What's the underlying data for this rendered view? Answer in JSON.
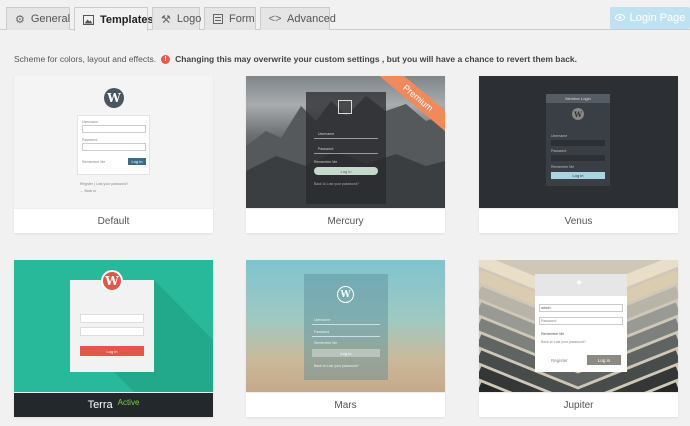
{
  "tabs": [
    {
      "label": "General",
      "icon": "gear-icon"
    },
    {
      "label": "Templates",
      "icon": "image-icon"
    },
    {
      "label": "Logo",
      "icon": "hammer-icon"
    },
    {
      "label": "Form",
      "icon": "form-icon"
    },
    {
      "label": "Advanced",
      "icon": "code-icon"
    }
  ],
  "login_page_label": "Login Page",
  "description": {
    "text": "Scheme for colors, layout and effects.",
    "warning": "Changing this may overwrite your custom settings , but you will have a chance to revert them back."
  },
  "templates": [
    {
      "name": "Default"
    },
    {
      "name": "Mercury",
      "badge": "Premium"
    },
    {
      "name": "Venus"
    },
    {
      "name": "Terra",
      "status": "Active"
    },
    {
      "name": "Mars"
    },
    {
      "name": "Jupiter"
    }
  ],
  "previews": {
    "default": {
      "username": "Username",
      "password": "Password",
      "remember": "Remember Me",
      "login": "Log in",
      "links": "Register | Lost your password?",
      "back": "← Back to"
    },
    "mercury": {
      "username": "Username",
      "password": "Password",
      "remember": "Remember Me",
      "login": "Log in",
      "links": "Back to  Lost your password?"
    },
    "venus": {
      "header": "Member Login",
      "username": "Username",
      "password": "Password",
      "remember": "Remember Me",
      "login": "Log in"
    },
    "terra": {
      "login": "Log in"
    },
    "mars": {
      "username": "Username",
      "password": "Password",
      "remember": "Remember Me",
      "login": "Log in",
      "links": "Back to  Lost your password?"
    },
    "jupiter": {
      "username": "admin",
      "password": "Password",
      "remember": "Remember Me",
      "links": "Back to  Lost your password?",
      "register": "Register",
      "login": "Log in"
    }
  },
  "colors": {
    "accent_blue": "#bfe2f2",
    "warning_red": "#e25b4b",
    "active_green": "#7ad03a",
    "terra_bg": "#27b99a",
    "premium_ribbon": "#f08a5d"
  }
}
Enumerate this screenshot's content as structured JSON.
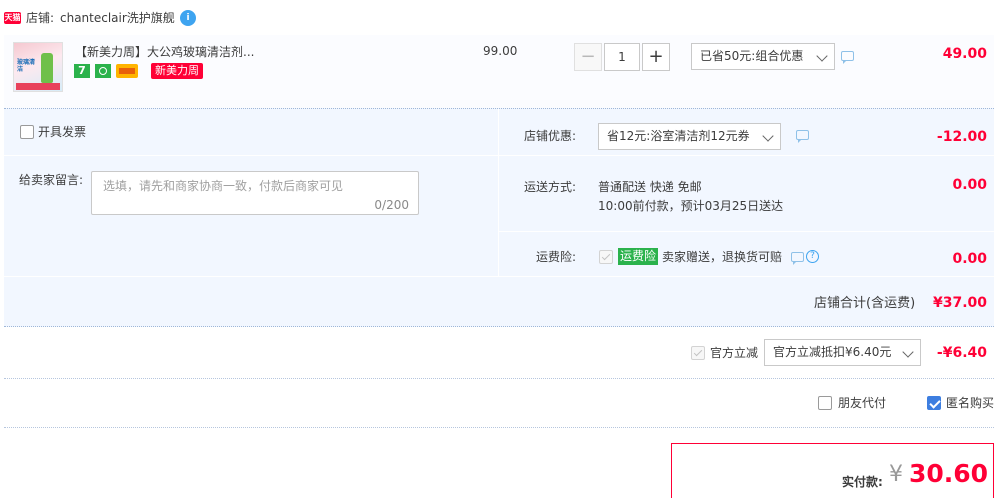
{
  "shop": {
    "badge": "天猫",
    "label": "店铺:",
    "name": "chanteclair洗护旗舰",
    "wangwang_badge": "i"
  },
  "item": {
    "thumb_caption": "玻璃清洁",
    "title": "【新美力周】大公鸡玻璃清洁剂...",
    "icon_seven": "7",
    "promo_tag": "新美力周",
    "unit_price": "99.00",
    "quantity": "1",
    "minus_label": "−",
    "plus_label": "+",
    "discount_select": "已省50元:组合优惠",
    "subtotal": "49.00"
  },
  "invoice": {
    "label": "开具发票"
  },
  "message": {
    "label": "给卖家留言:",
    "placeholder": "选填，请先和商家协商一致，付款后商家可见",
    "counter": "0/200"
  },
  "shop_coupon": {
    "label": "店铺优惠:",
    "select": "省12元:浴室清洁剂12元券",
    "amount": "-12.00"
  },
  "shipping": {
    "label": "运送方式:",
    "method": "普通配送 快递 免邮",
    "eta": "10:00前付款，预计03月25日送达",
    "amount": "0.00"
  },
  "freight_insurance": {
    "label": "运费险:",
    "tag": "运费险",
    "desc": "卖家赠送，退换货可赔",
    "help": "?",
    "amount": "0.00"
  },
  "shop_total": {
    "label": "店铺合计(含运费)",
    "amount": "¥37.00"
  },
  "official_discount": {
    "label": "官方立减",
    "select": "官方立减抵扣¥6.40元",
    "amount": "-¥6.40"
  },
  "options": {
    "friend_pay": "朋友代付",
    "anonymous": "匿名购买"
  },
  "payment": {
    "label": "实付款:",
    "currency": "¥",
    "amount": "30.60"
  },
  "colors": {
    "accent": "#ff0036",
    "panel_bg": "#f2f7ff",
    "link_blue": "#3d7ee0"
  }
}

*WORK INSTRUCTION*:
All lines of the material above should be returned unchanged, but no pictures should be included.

*EXERCISE RESULT*:
What's the underlying data for this rendered view? Answer in JSON.
{
  "tabs": [
    {
      "label": "General",
      "icon": "gear-icon"
    },
    {
      "label": "Templates",
      "icon": "image-icon"
    },
    {
      "label": "Logo",
      "icon": "hammer-icon"
    },
    {
      "label": "Form",
      "icon": "form-icon"
    },
    {
      "label": "Advanced",
      "icon": "code-icon"
    }
  ],
  "login_page_label": "Login Page",
  "description": {
    "text": "Scheme for colors, layout and effects.",
    "warning": "Changing this may overwrite your custom settings , but you will have a chance to revert them back."
  },
  "templates": [
    {
      "name": "Default"
    },
    {
      "name": "Mercury",
      "badge": "Premium"
    },
    {
      "name": "Venus"
    },
    {
      "name": "Terra",
      "status": "Active"
    },
    {
      "name": "Mars"
    },
    {
      "name": "Jupiter"
    }
  ],
  "previews": {
    "default": {
      "username": "Username",
      "password": "Password",
      "remember": "Remember Me",
      "login": "Log in",
      "links": "Register | Lost your password?",
      "back": "← Back to"
    },
    "mercury": {
      "username": "Username",
      "password": "Password",
      "remember": "Remember Me",
      "login": "Log in",
      "links": "Back to  Lost your password?"
    },
    "venus": {
      "header": "Member Login",
      "username": "Username",
      "password": "Password",
      "remember": "Remember Me",
      "login": "Log in"
    },
    "terra": {
      "login": "Log in"
    },
    "mars": {
      "username": "Username",
      "password": "Password",
      "remember": "Remember Me",
      "login": "Log in",
      "links": "Back to  Lost your password?"
    },
    "jupiter": {
      "username": "admin",
      "password": "Password",
      "remember": "Remember Me",
      "links": "Back to  Lost your password?",
      "register": "Register",
      "login": "Log in"
    }
  },
  "colors": {
    "accent_blue": "#bfe2f2",
    "warning_red": "#e25b4b",
    "active_green": "#7ad03a",
    "terra_bg": "#27b99a",
    "premium_ribbon": "#f08a5d"
  }
}
Enumerate this screenshot's content as structured JSON.
{
  "shop": {
    "badge": "天猫",
    "label": "店铺:",
    "name": "chanteclair洗护旗舰",
    "wangwang_badge": "i"
  },
  "item": {
    "thumb_caption": "玻璃清洁",
    "title": "【新美力周】大公鸡玻璃清洁剂...",
    "icon_seven": "7",
    "promo_tag": "新美力周",
    "unit_price": "99.00",
    "quantity": "1",
    "minus_label": "−",
    "plus_label": "+",
    "discount_select": "已省50元:组合优惠",
    "subtotal": "49.00"
  },
  "invoice": {
    "label": "开具发票"
  },
  "message": {
    "label": "给卖家留言:",
    "placeholder": "选填，请先和商家协商一致，付款后商家可见",
    "counter": "0/200"
  },
  "shop_coupon": {
    "label": "店铺优惠:",
    "select": "省12元:浴室清洁剂12元券",
    "amount": "-12.00"
  },
  "shipping": {
    "label": "运送方式:",
    "method": "普通配送 快递 免邮",
    "eta": "10:00前付款，预计03月25日送达",
    "amount": "0.00"
  },
  "freight_insurance": {
    "label": "运费险:",
    "tag": "运费险",
    "desc": "卖家赠送，退换货可赔",
    "help": "?",
    "amount": "0.00"
  },
  "shop_total": {
    "label": "店铺合计(含运费)",
    "amount": "¥37.00"
  },
  "official_discount": {
    "label": "官方立减",
    "select": "官方立减抵扣¥6.40元",
    "amount": "-¥6.40"
  },
  "options": {
    "friend_pay": "朋友代付",
    "anonymous": "匿名购买"
  },
  "payment": {
    "label": "实付款:",
    "currency": "¥",
    "amount": "30.60"
  },
  "colors": {
    "accent": "#ff0036",
    "panel_bg": "#f2f7ff",
    "link_blue": "#3d7ee0"
  }
}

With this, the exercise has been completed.